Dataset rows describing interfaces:
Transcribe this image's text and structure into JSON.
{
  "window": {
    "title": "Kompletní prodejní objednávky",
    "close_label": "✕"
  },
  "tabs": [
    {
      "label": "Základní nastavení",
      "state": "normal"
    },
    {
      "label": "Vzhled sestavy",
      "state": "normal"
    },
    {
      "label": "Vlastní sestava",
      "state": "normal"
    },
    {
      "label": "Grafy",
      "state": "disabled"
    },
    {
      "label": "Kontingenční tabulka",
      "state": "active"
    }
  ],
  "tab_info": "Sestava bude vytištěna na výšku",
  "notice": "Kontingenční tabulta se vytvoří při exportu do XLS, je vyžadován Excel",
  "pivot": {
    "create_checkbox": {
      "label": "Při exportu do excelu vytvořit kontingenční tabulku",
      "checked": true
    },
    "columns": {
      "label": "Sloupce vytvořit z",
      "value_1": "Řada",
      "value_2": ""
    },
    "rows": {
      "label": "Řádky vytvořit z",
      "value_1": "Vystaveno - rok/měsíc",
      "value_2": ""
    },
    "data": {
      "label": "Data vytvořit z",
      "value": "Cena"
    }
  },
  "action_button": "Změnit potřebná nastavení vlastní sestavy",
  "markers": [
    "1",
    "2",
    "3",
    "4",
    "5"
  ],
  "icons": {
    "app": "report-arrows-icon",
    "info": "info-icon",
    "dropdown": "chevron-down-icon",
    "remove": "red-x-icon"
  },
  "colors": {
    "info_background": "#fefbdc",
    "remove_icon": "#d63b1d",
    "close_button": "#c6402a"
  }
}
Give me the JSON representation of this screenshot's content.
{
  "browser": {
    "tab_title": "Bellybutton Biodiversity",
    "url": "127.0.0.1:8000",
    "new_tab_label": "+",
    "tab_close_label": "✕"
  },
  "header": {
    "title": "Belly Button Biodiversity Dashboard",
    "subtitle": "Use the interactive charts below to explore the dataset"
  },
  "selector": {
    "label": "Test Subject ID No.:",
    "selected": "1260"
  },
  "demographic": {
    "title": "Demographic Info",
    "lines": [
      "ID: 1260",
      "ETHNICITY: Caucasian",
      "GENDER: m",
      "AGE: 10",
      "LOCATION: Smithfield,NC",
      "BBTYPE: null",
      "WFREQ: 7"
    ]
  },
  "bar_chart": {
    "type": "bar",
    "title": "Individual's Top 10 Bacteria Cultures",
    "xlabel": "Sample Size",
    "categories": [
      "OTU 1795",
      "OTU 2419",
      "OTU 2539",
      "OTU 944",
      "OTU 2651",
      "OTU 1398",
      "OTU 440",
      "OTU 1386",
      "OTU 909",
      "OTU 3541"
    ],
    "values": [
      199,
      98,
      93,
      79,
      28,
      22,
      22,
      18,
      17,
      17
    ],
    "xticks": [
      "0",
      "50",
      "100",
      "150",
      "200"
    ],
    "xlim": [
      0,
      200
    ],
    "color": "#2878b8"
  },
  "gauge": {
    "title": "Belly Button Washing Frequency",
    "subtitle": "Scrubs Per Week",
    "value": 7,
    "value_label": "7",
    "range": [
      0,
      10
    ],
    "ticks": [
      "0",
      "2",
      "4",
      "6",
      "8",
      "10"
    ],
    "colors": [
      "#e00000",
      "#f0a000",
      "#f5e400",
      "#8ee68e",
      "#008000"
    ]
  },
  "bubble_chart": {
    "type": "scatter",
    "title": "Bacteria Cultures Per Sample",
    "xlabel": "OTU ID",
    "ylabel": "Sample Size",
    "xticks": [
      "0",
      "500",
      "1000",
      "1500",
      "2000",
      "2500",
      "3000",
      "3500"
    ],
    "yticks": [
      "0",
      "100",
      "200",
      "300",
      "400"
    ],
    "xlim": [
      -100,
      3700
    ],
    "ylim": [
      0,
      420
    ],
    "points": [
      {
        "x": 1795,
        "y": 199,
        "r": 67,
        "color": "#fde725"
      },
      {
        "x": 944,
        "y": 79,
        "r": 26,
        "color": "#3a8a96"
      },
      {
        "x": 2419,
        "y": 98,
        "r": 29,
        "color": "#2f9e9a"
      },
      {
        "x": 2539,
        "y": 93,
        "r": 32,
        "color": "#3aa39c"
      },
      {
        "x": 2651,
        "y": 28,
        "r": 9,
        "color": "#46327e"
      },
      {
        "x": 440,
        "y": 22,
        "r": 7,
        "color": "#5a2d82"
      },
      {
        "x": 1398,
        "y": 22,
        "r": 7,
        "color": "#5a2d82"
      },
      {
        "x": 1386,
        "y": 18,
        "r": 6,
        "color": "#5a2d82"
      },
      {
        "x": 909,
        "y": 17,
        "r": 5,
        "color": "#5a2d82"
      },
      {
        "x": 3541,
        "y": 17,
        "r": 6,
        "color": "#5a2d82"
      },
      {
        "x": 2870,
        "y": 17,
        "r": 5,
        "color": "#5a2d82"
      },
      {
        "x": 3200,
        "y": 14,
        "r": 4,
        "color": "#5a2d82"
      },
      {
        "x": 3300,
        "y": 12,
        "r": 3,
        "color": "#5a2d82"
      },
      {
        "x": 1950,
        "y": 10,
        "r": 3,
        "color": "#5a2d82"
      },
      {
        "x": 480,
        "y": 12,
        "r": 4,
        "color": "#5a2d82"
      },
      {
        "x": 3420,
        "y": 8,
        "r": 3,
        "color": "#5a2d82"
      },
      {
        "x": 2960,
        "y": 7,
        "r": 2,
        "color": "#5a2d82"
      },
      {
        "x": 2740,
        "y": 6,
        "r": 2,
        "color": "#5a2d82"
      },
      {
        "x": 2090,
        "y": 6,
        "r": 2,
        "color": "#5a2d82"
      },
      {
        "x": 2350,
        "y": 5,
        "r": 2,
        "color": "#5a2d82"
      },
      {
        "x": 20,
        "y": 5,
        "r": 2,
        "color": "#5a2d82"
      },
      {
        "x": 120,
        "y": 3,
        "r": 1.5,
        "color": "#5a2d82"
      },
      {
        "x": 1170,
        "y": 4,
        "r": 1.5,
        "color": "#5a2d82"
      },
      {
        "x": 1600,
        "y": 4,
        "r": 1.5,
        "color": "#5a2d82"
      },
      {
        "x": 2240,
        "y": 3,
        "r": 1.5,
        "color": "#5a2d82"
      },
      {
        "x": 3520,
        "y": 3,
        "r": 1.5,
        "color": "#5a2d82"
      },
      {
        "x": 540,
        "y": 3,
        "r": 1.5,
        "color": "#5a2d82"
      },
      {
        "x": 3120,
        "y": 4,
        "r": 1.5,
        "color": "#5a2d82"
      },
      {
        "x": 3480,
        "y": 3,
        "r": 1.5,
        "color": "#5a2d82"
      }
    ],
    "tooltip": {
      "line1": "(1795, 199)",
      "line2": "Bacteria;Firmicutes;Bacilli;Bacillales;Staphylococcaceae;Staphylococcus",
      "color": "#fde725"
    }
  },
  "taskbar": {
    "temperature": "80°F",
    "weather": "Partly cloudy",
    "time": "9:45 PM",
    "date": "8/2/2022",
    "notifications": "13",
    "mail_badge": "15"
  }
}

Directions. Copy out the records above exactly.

Exercise solution.
Transcribe this image's text and structure into JSON.
{
  "window": {
    "title": "Kompletní prodejní objednávky",
    "close_label": "✕"
  },
  "tabs": [
    {
      "label": "Základní nastavení",
      "state": "normal"
    },
    {
      "label": "Vzhled sestavy",
      "state": "normal"
    },
    {
      "label": "Vlastní sestava",
      "state": "normal"
    },
    {
      "label": "Grafy",
      "state": "disabled"
    },
    {
      "label": "Kontingenční tabulka",
      "state": "active"
    }
  ],
  "tab_info": "Sestava bude vytištěna na výšku",
  "notice": "Kontingenční tabulta se vytvoří při exportu do XLS, je vyžadován Excel",
  "pivot": {
    "create_checkbox": {
      "label": "Při exportu do excelu vytvořit kontingenční tabulku",
      "checked": true
    },
    "columns": {
      "label": "Sloupce vytvořit z",
      "value_1": "Řada",
      "value_2": ""
    },
    "rows": {
      "label": "Řádky vytvořit z",
      "value_1": "Vystaveno - rok/měsíc",
      "value_2": ""
    },
    "data": {
      "label": "Data vytvořit z",
      "value": "Cena"
    }
  },
  "action_button": "Změnit potřebná nastavení vlastní sestavy",
  "markers": [
    "1",
    "2",
    "3",
    "4",
    "5"
  ],
  "icons": {
    "app": "report-arrows-icon",
    "info": "info-icon",
    "dropdown": "chevron-down-icon",
    "remove": "red-x-icon"
  },
  "colors": {
    "info_background": "#fefbdc",
    "remove_icon": "#d63b1d",
    "close_button": "#c6402a"
  }
}
Give me the JSON representation of this screenshot's content.
{
  "browser": {
    "tab_title": "Bellybutton Biodiversity",
    "url": "127.0.0.1:8000",
    "new_tab_label": "+",
    "tab_close_label": "✕"
  },
  "header": {
    "title": "Belly Button Biodiversity Dashboard",
    "subtitle": "Use the interactive charts below to explore the dataset"
  },
  "selector": {
    "label": "Test Subject ID No.:",
    "selected": "1260"
  },
  "demographic": {
    "title": "Demographic Info",
    "lines": [
      "ID: 1260",
      "ETHNICITY: Caucasian",
      "GENDER: m",
      "AGE: 10",
      "LOCATION: Smithfield,NC",
      "BBTYPE: null",
      "WFREQ: 7"
    ]
  },
  "bar_chart": {
    "type": "bar",
    "title": "Individual's Top 10 Bacteria Cultures",
    "xlabel": "Sample Size",
    "categories": [
      "OTU 1795",
      "OTU 2419",
      "OTU 2539",
      "OTU 944",
      "OTU 2651",
      "OTU 1398",
      "OTU 440",
      "OTU 1386",
      "OTU 909",
      "OTU 3541"
    ],
    "values": [
      199,
      98,
      93,
      79,
      28,
      22,
      22,
      18,
      17,
      17
    ],
    "xticks": [
      "0",
      "50",
      "100",
      "150",
      "200"
    ],
    "xlim": [
      0,
      200
    ],
    "color": "#2878b8"
  },
  "gauge": {
    "title": "Belly Button Washing Frequency",
    "subtitle": "Scrubs Per Week",
    "value": 7,
    "value_label": "7",
    "range": [
      0,
      10
    ],
    "ticks": [
      "0",
      "2",
      "4",
      "6",
      "8",
      "10"
    ],
    "colors": [
      "#e00000",
      "#f0a000",
      "#f5e400",
      "#8ee68e",
      "#008000"
    ]
  },
  "bubble_chart": {
    "type": "scatter",
    "title": "Bacteria Cultures Per Sample",
    "xlabel": "OTU ID",
    "ylabel": "Sample Size",
    "xticks": [
      "0",
      "500",
      "1000",
      "1500",
      "2000",
      "2500",
      "3000",
      "3500"
    ],
    "yticks": [
      "0",
      "100",
      "200",
      "300",
      "400"
    ],
    "xlim": [
      -100,
      3700
    ],
    "ylim": [
      0,
      420
    ],
    "points": [
      {
        "x": 1795,
        "y": 199,
        "r": 67,
        "color": "#fde725"
      },
      {
        "x": 944,
        "y": 79,
        "r": 26,
        "color": "#3a8a96"
      },
      {
        "x": 2419,
        "y": 98,
        "r": 29,
        "color": "#2f9e9a"
      },
      {
        "x": 2539,
        "y": 93,
        "r": 32,
        "color": "#3aa39c"
      },
      {
        "x": 2651,
        "y": 28,
        "r": 9,
        "color": "#46327e"
      },
      {
        "x": 440,
        "y": 22,
        "r": 7,
        "color": "#5a2d82"
      },
      {
        "x": 1398,
        "y": 22,
        "r": 7,
        "color": "#5a2d82"
      },
      {
        "x": 1386,
        "y": 18,
        "r": 6,
        "color": "#5a2d82"
      },
      {
        "x": 909,
        "y": 17,
        "r": 5,
        "color": "#5a2d82"
      },
      {
        "x": 3541,
        "y": 17,
        "r": 6,
        "color": "#5a2d82"
      },
      {
        "x": 2870,
        "y": 17,
        "r": 5,
        "color": "#5a2d82"
      },
      {
        "x": 3200,
        "y": 14,
        "r": 4,
        "color": "#5a2d82"
      },
      {
        "x": 3300,
        "y": 12,
        "r": 3,
        "color": "#5a2d82"
      },
      {
        "x": 1950,
        "y": 10,
        "r": 3,
        "color": "#5a2d82"
      },
      {
        "x": 480,
        "y": 12,
        "r": 4,
        "color": "#5a2d82"
      },
      {
        "x": 3420,
        "y": 8,
        "r": 3,
        "color": "#5a2d82"
      },
      {
        "x": 2960,
        "y": 7,
        "r": 2,
        "color": "#5a2d82"
      },
      {
        "x": 2740,
        "y": 6,
        "r": 2,
        "color": "#5a2d82"
      },
      {
        "x": 2090,
        "y": 6,
        "r": 2,
        "color": "#5a2d82"
      },
      {
        "x": 2350,
        "y": 5,
        "r": 2,
        "color": "#5a2d82"
      },
      {
        "x": 20,
        "y": 5,
        "r": 2,
        "color": "#5a2d82"
      },
      {
        "x": 120,
        "y": 3,
        "r": 1.5,
        "color": "#5a2d82"
      },
      {
        "x": 1170,
        "y": 4,
        "r": 1.5,
        "color": "#5a2d82"
      },
      {
        "x": 1600,
        "y": 4,
        "r": 1.5,
        "color": "#5a2d82"
      },
      {
        "x": 2240,
        "y": 3,
        "r": 1.5,
        "color": "#5a2d82"
      },
      {
        "x": 3520,
        "y": 3,
        "r": 1.5,
        "color": "#5a2d82"
      },
      {
        "x": 540,
        "y": 3,
        "r": 1.5,
        "color": "#5a2d82"
      },
      {
        "x": 3120,
        "y": 4,
        "r": 1.5,
        "color": "#5a2d82"
      },
      {
        "x": 3480,
        "y": 3,
        "r": 1.5,
        "color": "#5a2d82"
      }
    ],
    "tooltip": {
      "line1": "(1795, 199)",
      "line2": "Bacteria;Firmicutes;Bacilli;Bacillales;Staphylococcaceae;Staphylococcus",
      "color": "#fde725"
    }
  },
  "taskbar": {
    "temperature": "80°F",
    "weather": "Partly cloudy",
    "time": "9:45 PM",
    "date": "8/2/2022",
    "notifications": "13",
    "mail_badge": "15"
  }
}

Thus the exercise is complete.